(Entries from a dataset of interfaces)
--------
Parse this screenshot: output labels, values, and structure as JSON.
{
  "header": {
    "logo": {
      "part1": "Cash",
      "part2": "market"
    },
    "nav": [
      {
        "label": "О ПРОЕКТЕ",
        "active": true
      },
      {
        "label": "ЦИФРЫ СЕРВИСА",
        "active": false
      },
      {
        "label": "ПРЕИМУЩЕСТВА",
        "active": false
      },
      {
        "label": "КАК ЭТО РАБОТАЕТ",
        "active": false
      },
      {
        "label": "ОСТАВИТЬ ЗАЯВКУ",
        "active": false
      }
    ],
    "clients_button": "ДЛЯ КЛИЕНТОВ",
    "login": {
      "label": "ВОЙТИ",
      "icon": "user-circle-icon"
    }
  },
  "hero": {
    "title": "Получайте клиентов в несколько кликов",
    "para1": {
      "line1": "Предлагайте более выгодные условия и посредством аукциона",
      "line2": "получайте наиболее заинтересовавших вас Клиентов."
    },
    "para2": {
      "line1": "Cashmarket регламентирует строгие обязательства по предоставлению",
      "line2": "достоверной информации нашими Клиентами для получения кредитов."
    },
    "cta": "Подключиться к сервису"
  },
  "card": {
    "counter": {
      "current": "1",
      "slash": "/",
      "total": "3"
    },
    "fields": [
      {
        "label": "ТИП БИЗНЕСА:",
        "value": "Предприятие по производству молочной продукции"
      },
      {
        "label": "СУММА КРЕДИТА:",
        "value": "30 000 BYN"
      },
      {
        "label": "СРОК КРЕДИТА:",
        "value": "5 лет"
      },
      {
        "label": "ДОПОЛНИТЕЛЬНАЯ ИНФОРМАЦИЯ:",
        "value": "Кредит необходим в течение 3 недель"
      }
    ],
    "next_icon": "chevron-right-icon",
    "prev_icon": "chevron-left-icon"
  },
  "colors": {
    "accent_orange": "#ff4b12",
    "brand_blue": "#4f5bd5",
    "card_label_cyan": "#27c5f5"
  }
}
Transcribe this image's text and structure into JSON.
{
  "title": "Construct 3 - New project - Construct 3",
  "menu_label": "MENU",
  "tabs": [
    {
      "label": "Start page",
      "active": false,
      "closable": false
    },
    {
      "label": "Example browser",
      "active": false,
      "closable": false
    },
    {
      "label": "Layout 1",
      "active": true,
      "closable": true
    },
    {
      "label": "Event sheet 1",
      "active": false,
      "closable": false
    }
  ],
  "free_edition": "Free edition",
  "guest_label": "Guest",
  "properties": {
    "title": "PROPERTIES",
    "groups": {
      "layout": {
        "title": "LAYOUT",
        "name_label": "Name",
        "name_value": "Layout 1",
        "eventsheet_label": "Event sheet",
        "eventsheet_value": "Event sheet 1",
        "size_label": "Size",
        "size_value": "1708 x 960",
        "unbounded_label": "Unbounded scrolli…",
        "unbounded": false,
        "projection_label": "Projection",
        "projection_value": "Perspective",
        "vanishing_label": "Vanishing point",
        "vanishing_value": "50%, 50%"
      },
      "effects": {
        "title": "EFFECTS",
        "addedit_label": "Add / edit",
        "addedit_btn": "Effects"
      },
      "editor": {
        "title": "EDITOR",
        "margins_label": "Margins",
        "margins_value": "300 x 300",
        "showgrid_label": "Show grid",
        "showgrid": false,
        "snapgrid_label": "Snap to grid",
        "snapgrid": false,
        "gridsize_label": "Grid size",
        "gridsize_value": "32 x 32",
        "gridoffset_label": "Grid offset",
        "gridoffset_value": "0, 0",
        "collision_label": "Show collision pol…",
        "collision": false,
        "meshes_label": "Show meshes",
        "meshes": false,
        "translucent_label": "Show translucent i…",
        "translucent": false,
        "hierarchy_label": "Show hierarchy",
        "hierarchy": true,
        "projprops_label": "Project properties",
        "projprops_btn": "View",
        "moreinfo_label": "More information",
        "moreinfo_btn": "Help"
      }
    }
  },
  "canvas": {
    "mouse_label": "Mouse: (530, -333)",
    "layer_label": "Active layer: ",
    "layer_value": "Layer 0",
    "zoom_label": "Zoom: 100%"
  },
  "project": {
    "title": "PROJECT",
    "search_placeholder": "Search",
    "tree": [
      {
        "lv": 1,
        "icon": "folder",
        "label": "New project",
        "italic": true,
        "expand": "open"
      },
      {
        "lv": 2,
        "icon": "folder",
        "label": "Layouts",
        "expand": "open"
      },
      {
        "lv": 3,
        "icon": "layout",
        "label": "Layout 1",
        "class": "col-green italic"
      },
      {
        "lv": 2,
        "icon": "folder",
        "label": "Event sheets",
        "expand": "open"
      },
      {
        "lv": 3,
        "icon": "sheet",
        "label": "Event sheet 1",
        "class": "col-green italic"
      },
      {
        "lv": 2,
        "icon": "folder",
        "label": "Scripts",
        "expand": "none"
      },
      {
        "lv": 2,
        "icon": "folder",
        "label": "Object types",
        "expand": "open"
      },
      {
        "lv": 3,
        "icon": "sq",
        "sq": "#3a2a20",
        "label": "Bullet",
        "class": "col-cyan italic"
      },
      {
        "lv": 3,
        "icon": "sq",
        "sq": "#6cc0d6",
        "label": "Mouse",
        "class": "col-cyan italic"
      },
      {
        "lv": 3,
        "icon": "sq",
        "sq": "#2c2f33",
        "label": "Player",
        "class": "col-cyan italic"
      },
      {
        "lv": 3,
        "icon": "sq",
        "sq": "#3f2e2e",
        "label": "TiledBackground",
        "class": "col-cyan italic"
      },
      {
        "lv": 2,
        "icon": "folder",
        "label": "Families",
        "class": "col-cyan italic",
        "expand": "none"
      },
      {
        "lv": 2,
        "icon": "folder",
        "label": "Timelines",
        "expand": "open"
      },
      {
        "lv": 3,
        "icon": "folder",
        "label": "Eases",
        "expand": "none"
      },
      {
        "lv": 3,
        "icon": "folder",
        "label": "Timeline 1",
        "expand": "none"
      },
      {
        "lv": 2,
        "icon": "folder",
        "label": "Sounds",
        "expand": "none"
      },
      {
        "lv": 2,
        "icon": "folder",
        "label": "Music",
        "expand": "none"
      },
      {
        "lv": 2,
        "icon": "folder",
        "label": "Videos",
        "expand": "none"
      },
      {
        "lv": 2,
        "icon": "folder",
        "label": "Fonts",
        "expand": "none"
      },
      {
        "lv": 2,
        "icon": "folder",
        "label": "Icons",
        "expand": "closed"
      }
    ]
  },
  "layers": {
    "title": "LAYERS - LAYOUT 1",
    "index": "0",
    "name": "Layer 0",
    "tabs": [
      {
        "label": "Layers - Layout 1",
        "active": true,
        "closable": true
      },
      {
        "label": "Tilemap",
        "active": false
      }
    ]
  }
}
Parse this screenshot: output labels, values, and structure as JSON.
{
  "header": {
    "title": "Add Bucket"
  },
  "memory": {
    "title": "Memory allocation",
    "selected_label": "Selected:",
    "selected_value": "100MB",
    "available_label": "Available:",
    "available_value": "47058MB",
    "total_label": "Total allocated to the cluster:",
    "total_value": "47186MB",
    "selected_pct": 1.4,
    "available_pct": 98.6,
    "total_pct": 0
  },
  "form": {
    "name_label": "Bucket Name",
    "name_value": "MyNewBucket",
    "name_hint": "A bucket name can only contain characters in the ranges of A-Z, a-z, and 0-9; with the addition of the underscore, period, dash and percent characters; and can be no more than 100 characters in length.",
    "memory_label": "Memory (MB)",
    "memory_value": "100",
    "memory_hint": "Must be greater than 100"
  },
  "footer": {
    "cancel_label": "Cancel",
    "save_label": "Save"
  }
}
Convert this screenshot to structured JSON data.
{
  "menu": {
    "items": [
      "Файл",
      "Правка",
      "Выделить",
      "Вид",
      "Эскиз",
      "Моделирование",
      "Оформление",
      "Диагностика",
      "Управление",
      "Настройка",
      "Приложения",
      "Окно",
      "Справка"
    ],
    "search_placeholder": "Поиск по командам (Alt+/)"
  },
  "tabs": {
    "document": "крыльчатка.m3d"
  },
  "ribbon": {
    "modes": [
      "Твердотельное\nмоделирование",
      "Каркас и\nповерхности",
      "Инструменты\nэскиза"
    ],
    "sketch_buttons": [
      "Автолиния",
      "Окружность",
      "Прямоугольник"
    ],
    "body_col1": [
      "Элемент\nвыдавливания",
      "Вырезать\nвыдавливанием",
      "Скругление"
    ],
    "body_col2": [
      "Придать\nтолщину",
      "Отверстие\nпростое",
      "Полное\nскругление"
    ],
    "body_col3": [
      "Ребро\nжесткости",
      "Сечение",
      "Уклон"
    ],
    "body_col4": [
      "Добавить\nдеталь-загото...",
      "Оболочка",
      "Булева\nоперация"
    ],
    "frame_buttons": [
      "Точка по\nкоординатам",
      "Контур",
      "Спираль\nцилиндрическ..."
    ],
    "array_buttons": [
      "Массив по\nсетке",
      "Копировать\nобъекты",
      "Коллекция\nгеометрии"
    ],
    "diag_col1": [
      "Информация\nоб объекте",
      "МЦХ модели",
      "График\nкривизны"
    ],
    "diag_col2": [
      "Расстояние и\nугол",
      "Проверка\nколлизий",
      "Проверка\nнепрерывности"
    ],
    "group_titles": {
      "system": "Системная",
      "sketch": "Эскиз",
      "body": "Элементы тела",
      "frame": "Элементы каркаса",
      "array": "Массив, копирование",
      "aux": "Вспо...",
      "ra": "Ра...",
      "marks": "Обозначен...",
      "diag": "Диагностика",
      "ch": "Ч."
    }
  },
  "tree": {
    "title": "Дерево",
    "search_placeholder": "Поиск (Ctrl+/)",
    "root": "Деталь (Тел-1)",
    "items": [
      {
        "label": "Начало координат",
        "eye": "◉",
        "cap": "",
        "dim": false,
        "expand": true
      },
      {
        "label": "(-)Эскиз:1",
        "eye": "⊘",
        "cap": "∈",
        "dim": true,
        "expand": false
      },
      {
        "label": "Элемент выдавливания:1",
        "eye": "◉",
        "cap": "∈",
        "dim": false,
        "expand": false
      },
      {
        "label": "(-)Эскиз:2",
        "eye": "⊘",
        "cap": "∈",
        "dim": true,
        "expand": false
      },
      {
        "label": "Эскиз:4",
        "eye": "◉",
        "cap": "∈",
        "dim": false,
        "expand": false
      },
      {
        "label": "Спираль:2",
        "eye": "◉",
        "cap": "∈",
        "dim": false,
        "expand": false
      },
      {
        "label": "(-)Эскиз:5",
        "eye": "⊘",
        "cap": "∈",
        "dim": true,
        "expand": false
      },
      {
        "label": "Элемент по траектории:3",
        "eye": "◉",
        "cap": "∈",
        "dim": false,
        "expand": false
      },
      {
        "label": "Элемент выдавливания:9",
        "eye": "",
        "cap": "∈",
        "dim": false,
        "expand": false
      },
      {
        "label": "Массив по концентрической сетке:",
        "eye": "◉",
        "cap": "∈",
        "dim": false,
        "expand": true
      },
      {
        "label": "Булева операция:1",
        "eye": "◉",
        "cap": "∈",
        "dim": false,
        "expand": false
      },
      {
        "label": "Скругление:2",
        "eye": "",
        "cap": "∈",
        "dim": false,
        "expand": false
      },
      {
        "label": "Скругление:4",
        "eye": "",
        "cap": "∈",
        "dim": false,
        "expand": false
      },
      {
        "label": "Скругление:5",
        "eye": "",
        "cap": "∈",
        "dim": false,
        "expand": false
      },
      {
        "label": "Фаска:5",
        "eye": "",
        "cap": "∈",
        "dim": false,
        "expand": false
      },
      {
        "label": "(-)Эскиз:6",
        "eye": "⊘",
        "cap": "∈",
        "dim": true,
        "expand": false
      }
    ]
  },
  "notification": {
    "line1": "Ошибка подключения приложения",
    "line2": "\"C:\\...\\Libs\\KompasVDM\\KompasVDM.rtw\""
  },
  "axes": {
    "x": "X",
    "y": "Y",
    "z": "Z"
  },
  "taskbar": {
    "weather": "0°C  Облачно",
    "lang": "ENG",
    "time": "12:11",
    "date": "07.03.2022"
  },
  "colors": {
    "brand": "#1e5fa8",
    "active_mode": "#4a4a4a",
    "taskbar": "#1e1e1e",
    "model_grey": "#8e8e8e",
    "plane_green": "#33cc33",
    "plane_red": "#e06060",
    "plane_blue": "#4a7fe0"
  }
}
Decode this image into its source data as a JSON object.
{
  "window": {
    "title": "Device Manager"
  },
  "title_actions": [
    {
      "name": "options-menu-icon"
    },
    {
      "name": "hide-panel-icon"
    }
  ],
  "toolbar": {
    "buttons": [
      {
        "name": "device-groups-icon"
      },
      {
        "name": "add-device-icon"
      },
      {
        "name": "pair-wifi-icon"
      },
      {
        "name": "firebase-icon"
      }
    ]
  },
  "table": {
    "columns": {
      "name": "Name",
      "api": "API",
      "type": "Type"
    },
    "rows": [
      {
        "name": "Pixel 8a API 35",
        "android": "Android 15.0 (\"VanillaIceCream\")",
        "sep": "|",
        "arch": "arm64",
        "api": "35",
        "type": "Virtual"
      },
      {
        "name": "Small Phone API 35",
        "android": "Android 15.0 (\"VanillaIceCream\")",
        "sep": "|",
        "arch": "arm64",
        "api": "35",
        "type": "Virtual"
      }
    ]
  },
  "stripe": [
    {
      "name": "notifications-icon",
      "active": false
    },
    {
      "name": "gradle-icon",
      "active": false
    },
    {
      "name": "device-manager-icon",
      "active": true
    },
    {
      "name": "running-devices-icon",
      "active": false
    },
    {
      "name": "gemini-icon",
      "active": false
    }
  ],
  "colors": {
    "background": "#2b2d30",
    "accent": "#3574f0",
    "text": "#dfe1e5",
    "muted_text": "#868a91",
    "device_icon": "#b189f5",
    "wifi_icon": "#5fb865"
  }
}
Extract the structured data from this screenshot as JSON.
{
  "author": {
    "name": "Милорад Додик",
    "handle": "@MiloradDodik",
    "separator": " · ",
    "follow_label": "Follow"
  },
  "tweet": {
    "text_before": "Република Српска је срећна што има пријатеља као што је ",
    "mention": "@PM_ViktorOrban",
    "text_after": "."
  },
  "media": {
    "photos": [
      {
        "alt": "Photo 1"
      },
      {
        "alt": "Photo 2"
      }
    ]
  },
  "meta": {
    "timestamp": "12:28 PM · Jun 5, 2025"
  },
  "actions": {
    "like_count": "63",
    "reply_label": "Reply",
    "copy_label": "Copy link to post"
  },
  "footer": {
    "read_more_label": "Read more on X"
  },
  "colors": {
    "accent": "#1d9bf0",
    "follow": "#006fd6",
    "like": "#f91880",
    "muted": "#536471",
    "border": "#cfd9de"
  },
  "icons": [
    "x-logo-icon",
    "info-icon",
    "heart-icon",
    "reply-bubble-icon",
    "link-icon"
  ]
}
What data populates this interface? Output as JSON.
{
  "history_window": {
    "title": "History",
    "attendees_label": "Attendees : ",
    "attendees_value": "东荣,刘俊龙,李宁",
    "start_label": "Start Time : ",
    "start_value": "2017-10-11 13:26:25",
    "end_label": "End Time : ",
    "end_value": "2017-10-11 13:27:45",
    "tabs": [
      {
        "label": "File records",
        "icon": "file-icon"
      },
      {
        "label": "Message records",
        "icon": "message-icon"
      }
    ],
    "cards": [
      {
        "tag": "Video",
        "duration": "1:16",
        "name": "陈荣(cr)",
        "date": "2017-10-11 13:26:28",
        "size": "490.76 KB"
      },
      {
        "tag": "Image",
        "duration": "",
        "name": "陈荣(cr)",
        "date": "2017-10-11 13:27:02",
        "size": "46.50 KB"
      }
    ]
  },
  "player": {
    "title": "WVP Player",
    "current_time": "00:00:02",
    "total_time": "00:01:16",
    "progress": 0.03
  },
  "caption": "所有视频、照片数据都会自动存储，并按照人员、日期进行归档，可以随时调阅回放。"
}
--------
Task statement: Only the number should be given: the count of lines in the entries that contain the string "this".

The answer: 7